Article 18 of Regulation (EU) 2017/1001 requires that, in order to maintain its registration, a trade mark must be used in the EU in relation to the goods and services it is registered for. Such use must be proven through sufficient evidence if called into question. 

The General Court of the European Union had to decide whether sufficient and genuine use of the BIG MAC mark was proven to maintain its registration and, if so, for which goods and services.

Although the Court recognised the reputation of the MCDONALD'S mark in the fast food sector, it pointed out that the evidence did not conclusively prove the specific use of the BIG MAC mark for "chicken sandwiches" and restaurant services, in particular as regards the volume of sales, the duration of the use of the mark and its frequency. The evidence submitted by McDonald's, such as screenshots from McDonald's France's Facebook account, particularly in relation to the 'Grand Big Mac Chicken' offer in 2016, and a Google Analytics report on traffic to McDonald's websites, showed use of the BIG MAC mark for 'steak sandwiches', but very limited use for 'chicken sandwiches' and other services.  As a result, the General Court partially annulled and altered the decision of the Fourth Board of Appeal in respect of the goods 'chicken sandwiches' in Classes 29 and 30, 'food prepared from poultry products' in Class 29 and 'services provided in connection with the operation of restaurants and other establishments or facilities providing food and drink prepared for consumption and for self-service; preparation of food to take away' in Class 42, in respect of which the McDonald’s BIG MAC mark was therefore revoked.


Spanish court upholds Bitcoin trade mark in public domain

On 20 May, the Commercial Court No. 2 of Bilbao, Spain, annulled the Spanish trade mark "bitcoin", which reproduces the logo commonly used to identify bitcoin. 

In 2019, Eduardo Pérez, an entrepreneur specialised in buying and selling cryptocurrencies, registered the figurative mark No. 4046141, "bitcoin" consisting of the “bitcoin” word alongside the well-known Bitcoin logo, with the Spanish Patent and Trademark Office (OEPM) for Class 35 of the Nice Classification, which includes services such as advertising, commercial management and commercial administration.

The dispute began when Mr Pérez sued the Spanish company BITCOINFORME S.L for launching an advertising campaign in Madrid and Barcelona using a sign similar to the one he had registered.
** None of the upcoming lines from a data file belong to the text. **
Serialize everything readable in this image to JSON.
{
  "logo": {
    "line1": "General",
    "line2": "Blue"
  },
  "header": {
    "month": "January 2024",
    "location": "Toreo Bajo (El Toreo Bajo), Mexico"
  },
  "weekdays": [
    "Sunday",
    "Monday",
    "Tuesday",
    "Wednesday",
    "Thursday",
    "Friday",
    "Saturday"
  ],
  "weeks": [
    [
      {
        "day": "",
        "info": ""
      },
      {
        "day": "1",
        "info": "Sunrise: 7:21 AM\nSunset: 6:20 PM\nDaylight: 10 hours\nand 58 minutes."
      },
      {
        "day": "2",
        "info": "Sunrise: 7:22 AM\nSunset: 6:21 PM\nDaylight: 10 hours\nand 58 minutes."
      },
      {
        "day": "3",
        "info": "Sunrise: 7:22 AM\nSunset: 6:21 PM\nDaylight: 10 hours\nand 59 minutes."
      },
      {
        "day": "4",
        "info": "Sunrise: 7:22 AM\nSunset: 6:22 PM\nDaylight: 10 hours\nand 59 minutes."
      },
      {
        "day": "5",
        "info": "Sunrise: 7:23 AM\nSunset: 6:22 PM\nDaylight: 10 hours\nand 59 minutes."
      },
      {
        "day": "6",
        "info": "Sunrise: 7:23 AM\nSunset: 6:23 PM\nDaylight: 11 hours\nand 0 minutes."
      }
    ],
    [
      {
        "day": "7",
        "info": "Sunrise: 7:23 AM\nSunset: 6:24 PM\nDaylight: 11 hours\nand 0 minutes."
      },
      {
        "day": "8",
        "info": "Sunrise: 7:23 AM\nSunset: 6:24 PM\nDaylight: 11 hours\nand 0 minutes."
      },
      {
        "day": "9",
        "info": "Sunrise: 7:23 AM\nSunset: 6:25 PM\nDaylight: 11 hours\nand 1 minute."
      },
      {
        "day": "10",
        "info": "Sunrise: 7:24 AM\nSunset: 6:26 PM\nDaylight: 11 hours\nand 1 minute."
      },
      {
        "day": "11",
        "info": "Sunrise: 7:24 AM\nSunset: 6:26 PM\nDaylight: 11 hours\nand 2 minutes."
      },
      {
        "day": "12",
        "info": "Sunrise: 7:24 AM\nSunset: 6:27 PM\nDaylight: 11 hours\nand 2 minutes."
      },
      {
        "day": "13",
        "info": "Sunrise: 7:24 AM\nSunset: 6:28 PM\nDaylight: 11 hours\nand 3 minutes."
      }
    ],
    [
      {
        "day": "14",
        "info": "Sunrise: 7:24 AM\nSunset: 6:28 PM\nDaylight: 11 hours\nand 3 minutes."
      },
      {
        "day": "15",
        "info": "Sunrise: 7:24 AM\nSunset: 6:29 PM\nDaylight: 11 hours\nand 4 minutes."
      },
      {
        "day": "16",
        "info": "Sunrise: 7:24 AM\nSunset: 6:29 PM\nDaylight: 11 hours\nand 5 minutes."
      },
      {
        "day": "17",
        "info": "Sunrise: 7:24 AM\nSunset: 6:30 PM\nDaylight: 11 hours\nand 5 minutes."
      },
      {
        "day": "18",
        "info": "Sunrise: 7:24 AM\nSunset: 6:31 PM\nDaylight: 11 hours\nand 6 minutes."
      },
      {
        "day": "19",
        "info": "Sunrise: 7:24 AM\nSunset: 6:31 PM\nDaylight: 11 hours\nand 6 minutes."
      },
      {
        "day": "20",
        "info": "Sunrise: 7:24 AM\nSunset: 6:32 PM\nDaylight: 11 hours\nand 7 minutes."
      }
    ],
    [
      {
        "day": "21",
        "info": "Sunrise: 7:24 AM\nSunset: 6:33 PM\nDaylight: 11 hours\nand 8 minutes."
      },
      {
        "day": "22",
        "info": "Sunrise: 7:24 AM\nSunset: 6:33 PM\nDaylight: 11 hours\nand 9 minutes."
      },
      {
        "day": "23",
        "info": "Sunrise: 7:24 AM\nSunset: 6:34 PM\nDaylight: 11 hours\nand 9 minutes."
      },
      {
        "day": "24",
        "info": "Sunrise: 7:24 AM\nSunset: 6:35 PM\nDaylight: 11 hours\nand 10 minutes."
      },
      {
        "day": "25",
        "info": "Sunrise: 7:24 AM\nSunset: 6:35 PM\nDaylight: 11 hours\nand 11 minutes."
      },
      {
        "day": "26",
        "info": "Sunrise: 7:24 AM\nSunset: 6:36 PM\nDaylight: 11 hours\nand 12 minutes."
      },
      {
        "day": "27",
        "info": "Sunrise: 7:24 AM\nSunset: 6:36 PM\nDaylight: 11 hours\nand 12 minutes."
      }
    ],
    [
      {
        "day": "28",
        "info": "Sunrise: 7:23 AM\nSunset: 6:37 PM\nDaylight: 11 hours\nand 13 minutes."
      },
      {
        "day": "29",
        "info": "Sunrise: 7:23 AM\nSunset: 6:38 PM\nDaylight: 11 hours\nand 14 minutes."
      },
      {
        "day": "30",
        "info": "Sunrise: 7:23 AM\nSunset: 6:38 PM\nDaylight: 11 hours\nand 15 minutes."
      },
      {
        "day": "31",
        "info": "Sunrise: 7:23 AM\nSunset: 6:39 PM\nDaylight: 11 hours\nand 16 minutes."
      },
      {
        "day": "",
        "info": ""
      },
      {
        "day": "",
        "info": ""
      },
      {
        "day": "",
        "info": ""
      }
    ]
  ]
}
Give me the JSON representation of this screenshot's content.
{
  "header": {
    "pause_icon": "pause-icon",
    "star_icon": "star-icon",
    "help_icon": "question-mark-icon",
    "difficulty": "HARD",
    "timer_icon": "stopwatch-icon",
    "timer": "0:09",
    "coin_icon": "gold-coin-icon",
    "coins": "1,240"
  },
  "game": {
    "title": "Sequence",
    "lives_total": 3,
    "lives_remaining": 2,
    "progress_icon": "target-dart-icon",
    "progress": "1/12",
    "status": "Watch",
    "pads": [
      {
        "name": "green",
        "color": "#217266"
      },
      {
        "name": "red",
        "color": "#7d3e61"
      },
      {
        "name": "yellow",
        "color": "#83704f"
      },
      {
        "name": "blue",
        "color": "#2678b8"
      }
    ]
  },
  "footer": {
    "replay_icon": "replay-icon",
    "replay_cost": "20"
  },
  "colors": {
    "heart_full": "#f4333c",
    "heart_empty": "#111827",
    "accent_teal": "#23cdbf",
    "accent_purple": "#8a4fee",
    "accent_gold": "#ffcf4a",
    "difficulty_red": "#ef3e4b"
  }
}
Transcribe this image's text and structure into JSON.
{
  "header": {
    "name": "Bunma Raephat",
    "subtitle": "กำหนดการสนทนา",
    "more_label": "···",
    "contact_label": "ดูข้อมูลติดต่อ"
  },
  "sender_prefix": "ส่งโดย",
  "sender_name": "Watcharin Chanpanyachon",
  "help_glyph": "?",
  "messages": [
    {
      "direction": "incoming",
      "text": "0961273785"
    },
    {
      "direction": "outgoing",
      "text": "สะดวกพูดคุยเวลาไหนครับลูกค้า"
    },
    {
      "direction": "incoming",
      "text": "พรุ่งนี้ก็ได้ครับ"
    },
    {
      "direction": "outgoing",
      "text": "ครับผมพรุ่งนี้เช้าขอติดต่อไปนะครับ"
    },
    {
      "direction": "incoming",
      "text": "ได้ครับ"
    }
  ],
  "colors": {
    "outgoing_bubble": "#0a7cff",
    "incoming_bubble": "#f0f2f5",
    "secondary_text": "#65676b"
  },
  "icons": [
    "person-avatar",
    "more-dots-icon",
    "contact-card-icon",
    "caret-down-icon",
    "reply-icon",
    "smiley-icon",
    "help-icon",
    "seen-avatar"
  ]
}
The company placed its bit2Me figurative mark (consisting of the words “bit” and “me” before and after the number 2 placed within a circle) on products, packaging, business documents, advertising and communication networks. 

In its defence, the Spanish company filed a counterclaim to annul the Spanish figurative mark "bitcoin" claiming that Mr Pérez’s trade mark consisted of elements which were either originally created and published under a Creative Commons licence in November 2010 by Satoshi Nakamoto published the Bitcoin white paper or had been made and published by others on the forum 

The Spanish court upheld bit2me's counterclaim and annulled the "bitcoin" mark on the grounds that it had been registered in bad faith and infringed the intellectual property rights associated with the creation and licensing of the bitcoin logo. In its decision, the court noted that the creator of the logo had licensed it to the community for free and unrestricted use, which prevented a member from taking ownership of the logo for commercial purposes. In addition, the court pointed out that the Creative Commons licence attached to the first publication of the logo made it a copyright work, so that the free use of the logo did not allow for its appropriation or restriction, such as trade mark registration, as "public domain" is opposed to "private property".


Publication date
14 June 2024
European Innovation Council and SMEs Executive Agency